Friday, April 24, 2009

Proposed Cuts to Minnesota’s Health Care Programs: At What Cost?

According to a recent survey conducted by the University of Minnesota, the number of Americans living without health insurance increased by 9.3 percent between 1994 and 2007. In Minnesota, the number of uninsured grew by 8.4 percent during the same time period. Even more troublesome, the number of uninsured children in Minnesota grew by 6.2 percent -- whereas the number of uninsured children nationwide decreased during the same time period.

Both the Minneapolis Foundation and Minnesota 2020 attributed recent cuts to Minnesota Care program and declines in employer-sponsored insurance to the rise in uninsured children and households in Minnesota.

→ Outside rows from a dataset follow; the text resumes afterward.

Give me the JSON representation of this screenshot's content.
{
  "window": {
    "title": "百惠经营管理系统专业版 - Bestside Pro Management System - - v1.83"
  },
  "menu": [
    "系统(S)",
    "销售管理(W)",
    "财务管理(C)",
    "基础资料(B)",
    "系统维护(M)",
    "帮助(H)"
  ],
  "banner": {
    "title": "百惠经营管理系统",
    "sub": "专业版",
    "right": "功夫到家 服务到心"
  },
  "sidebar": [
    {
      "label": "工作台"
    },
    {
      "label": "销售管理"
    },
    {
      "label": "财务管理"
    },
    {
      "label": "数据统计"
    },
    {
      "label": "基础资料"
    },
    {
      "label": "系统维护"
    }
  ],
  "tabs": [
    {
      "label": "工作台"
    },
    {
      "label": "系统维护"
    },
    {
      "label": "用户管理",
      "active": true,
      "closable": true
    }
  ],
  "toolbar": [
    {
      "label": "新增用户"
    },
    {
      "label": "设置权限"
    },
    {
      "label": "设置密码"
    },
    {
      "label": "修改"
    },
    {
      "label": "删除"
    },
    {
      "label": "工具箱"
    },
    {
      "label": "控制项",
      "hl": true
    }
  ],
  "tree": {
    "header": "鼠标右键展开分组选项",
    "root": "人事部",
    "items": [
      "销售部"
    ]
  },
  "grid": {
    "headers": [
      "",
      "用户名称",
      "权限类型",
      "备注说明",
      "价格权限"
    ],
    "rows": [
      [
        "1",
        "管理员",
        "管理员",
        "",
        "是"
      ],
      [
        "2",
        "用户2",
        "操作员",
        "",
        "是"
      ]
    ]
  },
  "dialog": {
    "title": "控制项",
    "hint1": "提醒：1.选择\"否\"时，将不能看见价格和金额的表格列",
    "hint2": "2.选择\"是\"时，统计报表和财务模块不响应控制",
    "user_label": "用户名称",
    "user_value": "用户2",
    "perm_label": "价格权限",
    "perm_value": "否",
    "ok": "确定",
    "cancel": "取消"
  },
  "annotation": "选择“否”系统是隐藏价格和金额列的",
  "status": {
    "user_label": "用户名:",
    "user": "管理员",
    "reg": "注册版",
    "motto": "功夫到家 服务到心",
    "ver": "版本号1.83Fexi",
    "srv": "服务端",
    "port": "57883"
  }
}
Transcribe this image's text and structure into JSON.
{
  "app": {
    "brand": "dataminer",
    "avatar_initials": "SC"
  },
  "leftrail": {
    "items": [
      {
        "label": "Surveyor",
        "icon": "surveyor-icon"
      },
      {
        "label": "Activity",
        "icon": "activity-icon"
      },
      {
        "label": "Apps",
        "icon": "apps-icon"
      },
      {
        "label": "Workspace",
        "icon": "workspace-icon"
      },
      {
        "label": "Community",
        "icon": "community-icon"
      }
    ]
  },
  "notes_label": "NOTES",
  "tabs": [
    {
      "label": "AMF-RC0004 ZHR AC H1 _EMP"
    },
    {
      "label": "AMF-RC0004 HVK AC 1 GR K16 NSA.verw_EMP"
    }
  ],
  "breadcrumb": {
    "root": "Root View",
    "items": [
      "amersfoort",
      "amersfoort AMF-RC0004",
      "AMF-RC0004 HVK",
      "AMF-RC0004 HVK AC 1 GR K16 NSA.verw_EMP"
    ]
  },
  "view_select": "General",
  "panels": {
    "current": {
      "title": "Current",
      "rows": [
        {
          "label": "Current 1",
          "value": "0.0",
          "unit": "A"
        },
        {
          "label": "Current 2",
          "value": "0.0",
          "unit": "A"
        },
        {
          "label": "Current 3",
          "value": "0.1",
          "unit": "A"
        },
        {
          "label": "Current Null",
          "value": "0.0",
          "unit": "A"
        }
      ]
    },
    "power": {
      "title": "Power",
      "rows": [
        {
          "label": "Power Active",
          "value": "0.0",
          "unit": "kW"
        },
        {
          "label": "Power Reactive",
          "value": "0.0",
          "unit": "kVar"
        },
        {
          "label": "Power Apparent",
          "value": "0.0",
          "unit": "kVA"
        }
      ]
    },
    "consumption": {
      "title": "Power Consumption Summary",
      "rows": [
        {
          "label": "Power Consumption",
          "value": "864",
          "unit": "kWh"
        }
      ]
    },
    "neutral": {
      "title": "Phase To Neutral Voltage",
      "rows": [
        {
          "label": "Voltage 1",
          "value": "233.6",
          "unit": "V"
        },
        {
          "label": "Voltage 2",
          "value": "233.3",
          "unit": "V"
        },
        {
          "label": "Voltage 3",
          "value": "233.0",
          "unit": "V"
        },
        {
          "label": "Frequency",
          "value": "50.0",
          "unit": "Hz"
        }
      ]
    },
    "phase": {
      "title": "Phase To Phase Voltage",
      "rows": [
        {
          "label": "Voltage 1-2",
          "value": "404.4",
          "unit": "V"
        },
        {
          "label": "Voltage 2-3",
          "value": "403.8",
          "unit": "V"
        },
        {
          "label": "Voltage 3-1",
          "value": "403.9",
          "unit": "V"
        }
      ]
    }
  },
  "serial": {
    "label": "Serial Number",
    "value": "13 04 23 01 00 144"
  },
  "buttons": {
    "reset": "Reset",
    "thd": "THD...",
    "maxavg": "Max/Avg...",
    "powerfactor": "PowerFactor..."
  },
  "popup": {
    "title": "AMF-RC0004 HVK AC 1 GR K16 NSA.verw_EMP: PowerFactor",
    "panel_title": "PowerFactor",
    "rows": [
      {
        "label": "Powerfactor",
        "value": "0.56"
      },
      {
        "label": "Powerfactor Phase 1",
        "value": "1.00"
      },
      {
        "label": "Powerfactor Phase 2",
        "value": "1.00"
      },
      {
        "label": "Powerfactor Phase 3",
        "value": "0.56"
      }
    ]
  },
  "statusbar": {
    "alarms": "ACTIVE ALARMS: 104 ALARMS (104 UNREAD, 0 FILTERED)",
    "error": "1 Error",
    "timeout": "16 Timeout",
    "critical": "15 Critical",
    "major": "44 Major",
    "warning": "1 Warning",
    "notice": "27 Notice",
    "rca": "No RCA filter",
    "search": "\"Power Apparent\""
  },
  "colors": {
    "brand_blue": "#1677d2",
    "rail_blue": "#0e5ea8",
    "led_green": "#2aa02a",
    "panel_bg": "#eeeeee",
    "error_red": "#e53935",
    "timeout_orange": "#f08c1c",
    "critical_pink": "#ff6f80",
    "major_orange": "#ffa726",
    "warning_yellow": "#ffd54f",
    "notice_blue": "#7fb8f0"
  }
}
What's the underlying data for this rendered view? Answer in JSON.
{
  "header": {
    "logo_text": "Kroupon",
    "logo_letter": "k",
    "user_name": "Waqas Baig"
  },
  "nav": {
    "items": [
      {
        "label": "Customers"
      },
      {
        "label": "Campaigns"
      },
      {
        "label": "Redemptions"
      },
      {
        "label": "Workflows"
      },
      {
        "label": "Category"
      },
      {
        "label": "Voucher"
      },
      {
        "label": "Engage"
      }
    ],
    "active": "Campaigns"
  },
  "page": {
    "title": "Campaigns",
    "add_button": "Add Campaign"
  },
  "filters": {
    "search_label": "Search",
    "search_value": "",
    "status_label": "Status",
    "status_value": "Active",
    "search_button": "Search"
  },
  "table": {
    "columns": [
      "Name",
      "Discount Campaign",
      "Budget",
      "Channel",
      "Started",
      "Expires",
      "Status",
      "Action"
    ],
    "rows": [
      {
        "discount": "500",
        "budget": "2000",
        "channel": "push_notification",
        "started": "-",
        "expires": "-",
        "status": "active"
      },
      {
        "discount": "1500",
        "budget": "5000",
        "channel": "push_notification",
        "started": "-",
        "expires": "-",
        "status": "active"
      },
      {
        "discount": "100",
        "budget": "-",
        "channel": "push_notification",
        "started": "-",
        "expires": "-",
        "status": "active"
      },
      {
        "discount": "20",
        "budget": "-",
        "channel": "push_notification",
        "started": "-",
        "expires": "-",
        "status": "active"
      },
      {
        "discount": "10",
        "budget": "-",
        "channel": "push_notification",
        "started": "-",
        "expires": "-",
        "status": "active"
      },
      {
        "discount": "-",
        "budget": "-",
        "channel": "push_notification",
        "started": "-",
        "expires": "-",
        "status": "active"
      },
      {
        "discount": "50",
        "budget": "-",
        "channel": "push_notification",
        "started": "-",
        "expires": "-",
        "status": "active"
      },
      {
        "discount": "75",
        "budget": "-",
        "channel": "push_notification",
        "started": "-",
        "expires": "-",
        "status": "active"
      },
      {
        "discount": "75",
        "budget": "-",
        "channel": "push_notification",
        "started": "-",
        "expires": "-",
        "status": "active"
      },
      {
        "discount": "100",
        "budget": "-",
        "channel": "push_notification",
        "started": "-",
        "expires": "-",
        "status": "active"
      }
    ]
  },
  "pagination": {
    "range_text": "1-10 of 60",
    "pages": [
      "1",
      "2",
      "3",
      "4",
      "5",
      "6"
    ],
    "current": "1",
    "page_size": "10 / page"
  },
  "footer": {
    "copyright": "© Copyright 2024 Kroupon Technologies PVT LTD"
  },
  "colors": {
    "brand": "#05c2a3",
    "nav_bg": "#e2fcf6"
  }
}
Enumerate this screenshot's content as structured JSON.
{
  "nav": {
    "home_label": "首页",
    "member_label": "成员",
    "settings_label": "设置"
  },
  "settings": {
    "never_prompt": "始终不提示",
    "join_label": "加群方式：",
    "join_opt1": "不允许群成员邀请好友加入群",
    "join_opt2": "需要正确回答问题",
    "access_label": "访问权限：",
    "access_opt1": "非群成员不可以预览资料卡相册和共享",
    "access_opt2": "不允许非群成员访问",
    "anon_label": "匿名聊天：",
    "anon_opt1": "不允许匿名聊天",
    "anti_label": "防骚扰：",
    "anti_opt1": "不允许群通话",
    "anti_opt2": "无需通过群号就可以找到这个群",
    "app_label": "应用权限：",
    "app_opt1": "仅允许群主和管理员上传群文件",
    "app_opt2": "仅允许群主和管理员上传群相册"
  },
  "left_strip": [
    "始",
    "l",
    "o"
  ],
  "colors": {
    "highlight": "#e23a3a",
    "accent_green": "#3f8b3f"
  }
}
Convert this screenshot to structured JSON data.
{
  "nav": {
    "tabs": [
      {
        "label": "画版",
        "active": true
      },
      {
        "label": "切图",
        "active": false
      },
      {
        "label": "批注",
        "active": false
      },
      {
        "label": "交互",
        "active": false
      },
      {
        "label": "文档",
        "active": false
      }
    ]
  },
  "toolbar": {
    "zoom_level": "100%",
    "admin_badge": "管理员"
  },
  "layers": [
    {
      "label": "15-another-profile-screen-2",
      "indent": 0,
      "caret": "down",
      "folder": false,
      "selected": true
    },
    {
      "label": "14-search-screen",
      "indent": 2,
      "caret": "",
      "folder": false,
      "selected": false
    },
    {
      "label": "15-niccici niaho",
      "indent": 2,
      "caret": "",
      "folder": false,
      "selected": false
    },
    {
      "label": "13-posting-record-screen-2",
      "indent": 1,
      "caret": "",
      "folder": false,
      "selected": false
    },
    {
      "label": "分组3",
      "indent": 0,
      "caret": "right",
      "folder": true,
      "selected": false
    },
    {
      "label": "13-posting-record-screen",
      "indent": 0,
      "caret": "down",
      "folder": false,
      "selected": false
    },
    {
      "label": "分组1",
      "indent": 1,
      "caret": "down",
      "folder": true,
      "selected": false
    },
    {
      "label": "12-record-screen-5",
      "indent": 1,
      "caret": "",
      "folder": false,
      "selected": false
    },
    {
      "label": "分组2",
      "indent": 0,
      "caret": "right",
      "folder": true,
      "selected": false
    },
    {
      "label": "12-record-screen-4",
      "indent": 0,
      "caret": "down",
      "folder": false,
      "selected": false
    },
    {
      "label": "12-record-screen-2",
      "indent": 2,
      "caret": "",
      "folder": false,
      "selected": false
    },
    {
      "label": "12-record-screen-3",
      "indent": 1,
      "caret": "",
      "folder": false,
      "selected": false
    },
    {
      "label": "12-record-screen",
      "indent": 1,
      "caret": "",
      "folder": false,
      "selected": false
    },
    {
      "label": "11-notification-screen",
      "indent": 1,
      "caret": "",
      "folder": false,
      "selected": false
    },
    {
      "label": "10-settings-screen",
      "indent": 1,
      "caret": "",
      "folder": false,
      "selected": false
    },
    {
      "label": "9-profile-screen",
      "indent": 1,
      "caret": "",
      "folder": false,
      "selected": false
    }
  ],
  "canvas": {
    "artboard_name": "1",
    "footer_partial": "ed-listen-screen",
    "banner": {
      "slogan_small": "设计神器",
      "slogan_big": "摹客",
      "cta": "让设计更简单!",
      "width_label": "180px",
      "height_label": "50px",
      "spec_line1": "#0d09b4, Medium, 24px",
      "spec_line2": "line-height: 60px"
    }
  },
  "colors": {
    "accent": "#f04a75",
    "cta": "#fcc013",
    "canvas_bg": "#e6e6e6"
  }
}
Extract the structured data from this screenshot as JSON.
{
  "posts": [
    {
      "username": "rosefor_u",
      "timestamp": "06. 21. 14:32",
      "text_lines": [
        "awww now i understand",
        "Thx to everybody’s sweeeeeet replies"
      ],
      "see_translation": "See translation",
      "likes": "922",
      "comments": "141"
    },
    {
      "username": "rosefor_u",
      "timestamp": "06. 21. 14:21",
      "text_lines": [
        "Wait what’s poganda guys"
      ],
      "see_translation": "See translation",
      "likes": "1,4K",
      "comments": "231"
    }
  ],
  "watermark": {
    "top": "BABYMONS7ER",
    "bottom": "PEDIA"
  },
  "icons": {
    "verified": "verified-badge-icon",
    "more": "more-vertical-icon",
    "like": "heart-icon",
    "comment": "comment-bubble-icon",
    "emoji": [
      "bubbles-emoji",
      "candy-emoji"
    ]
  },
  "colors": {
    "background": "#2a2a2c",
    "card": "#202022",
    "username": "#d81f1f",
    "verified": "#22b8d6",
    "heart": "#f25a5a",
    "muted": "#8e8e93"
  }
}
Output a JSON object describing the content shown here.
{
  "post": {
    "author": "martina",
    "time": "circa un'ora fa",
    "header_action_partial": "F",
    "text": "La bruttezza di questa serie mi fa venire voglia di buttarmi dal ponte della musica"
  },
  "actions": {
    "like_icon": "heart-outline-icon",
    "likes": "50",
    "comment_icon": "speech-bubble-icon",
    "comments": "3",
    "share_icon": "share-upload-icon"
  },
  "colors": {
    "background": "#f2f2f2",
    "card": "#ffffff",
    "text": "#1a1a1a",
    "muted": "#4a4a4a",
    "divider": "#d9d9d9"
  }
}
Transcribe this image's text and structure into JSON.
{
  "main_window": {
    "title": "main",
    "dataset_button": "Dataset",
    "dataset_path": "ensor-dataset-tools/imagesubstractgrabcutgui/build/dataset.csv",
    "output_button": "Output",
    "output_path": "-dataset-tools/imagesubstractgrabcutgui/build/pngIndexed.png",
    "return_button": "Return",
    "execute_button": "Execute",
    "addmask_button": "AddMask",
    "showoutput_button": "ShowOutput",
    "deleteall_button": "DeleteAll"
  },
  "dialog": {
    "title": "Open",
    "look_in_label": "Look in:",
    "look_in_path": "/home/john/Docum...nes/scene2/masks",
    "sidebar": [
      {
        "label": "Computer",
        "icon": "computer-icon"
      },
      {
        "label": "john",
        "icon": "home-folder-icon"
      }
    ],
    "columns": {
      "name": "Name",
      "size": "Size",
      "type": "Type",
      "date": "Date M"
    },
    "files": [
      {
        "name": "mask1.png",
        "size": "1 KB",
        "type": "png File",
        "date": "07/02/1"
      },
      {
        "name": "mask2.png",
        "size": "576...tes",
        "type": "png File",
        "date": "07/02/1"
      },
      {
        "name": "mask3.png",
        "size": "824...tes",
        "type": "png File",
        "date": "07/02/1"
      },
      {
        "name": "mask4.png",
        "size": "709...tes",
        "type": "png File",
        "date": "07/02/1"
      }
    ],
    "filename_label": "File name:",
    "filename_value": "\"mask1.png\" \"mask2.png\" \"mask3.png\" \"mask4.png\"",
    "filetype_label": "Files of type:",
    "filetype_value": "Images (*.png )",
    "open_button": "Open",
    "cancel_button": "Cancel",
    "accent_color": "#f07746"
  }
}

Now, Minnesota and other states will most likely face additional increases in the number people living without health insurance. According to the University of Minnesota’s State Health Access Data Assistance Center, dramatic increases in Minnesota’s unemployment in the late 2008 and early 2009 coupled with additional increases in health care costs will contribute to even higher numbers of uninsured individuals and families.

Facing a $4.6 billion budget deficit, Minnesota lawmakers are faced with tough decisions to reach a balanced budget. As a result, reductions in funding to many state programs, including public health care programs, are on the table. While federal stimulus funds for Medicaid programs require states to maintain current eligibility thresholds for state-run public health programs, Governor Pawlenty’s recent budget revisions propose some dramatic cuts including the following:
  • Eliminate access to public health insurance programs to adults without children -- an estimated 60,000 people would lose access to health care;
  • Restructure General Assistance Medical Care to reduce available services to adults;
  • including eliminating coverage for hospital stays and outpatient services;
  • Delaying changes to eligibility requirements for state health plans to 2011 – changes that would result “in at least 84,000 people from government-subsidized health care.
Governor Pawlenty’s proposal reflects an attempt to balance the budget during a particularly difficult time. But at what cost?

First, a 2005 study by the Minnesota Department of Health reported that for every dollar spent on increasing access to health care, there is a return on investment to the state of between $3 to $6. This return is the direct result of decreased use of hospital emergency care and admissions as well as increased earnings of enrollees due to primary care access.

Second, hospitals expect reductions in access to public health care programs to dramatically increase the demand for emergency room charity care: “The health system, which operates the University of Minnesota Medical Center and six other hospitals, predicts a loss of $100 million in revenue over the next two years under Pawlenty's budget cuts.”

The result would be a health care system under stress with limited ability to provide care and services to the entire community of patients.

While the Governor’s revised proposal helps address the budget deficit in the short-term, reductions in access to health care could contribute to heightened costs in the long-term.

1 comment:

  1. Interesting! I wonder if this contributes to the latest bit of news: